Friday, June 3, 2011

Larry Buell - Pastoral Goes Both Ways

"Pastoral" is one of those infinitely ductile ecocritical conjuring terms from the movement's inception onward--the ductility compounded by its prior ancient associations with a particular aesthetic mode that stretches back to classical antiquity. As Raymond Williams famously dramatized through his "escalator" metaphor in The Country and the City, pastoral can--indeed arguably in the first instance is--a "regressive" form of false cultural memory in the sense of looking back on a more allegedly felicitious closer-to-nature era now slipped away. This in part is what prompted Frederick Garber to define pastoral around the term/concept of "nostos," noting the etymological link to nostalgia. On the other hand, pastoral has always been a more urban-centric, urban-generated form than a bucolic grass-roots affair (hence the perfect appropriateness of a cityscape setting) that can credibly subserve radical agendas, such as protest against runaway modernization (e.g. Leo Marx's question-begging yet illuminating distinction between "simple" and "complex" pastoral) and, in contemporary times especially, the agendas of post-Rachel Carson public health environmentalism, of environmental justice ecocriticism, and of revisionist eco-writing from the nonwestern and especially the postcolonial world have been incentivized indispensably by appeal to the scandal of maldistribution of the basic entitlements of environmental health--clean air, safe drinking water, access to salubrious outdoor space--across population groups, especially rich vs. poor, white vs. nonwhite, first world vs. developing world. In such creative and critical interventions, the "backward-looking" invocations to a more equitable environmental status quo ante most definitely serve radically disruptive agendas, NOT anodyne feel-good euphemistic ones. To end with a swipe at the visual image at the head of this blog, though, I admit to its seeming to me to have a certain cutesy euphemized tranquil character amidst the semi-disorienting futorology that, for me at least, seems to blunt the necessary edge of radical pastoral as I understand it.

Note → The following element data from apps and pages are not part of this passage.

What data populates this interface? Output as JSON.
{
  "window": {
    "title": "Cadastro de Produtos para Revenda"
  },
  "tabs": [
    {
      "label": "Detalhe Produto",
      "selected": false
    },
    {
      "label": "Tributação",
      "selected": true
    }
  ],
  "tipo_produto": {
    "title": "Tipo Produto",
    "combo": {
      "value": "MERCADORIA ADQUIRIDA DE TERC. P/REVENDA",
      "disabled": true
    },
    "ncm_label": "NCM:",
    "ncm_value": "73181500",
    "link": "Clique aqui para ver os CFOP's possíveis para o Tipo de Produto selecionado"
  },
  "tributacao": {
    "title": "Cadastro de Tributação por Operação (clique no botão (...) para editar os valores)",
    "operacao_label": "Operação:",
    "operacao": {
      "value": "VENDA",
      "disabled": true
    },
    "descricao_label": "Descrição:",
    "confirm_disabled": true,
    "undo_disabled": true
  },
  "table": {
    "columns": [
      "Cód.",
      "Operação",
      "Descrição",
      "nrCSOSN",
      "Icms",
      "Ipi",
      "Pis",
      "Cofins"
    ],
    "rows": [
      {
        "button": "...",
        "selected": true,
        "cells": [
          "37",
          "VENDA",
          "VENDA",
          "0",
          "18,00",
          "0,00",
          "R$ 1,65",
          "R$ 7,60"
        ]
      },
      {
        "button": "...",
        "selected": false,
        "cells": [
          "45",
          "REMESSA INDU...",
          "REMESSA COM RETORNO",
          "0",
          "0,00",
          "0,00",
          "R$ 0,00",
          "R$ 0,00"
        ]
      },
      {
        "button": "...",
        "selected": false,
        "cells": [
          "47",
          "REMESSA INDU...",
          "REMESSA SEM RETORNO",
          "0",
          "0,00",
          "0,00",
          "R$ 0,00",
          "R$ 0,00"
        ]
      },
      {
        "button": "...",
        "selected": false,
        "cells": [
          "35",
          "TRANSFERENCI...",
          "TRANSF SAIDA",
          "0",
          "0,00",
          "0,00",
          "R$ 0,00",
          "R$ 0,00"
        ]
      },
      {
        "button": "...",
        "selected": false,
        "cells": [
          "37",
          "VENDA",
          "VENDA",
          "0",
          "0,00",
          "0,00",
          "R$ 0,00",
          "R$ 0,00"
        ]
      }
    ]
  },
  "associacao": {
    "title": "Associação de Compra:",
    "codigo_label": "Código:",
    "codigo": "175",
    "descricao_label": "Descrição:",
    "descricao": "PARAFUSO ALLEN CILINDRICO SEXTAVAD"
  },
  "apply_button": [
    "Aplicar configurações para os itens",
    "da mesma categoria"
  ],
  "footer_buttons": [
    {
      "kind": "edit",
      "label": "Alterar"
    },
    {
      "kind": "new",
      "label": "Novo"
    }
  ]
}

  1. I think the question of cuteness as a pastoral aesthetic, and its political implications, would be great to talk about at the roundtable. First, a note on the context of this image. I can easily see how one could be disconcerted by the cuteness of the bird-creature without the context of the rest of the book, where the political forces (totalitarian repression, militarism, satanic factories) that drive the immigrants in the first place are represented as giant, terrifying monsters, which contrast with the more tranquil figures of the new land.

    Second, we would have to consider that the simplified, rounded figures are part of the surrealism, and may be read as archetypal dream imagery, in which case we should not take the cuteness for granted, but assess the function of the figures as part of a psychic rather than a literal landscape.

    Finally, we should consider the aesthetic of kawaisa, "cuteness" (adjective kawaii, "cute, adorable") that has dominated Japanese popular culture for many decades. As an Australian, there is zero chance that Tan has not encountered kawaii culture, especially as applied to the representation of animals, cf. the global empire of Hello Kitty. So I think we are left with a question about the political function of cuteness as a pastoral aesthetic, rather than an a priori principle that cuteness can't be radical.

  2. I'm interested in how public health environmentalism, env justice activism, and nonwestern/poscolonial eco-writing have adapted & appropriated pastoral conventions to address questions of "maldistribution." What are some examples of "environmental justice pastoral"? Is "anti-pastoral" (a common environmental justice mode) still motivated by pastoral impulses? Are there examples of pastoral (which often seems to carry visual associations) that address invisible environmental risks? It seems to me that pastoral often takes for granted questions of access and the production of space, whereas group differentiated experiences of access, mobility, space-making, and risk are more central to writers and groups who focus more on distributive justice.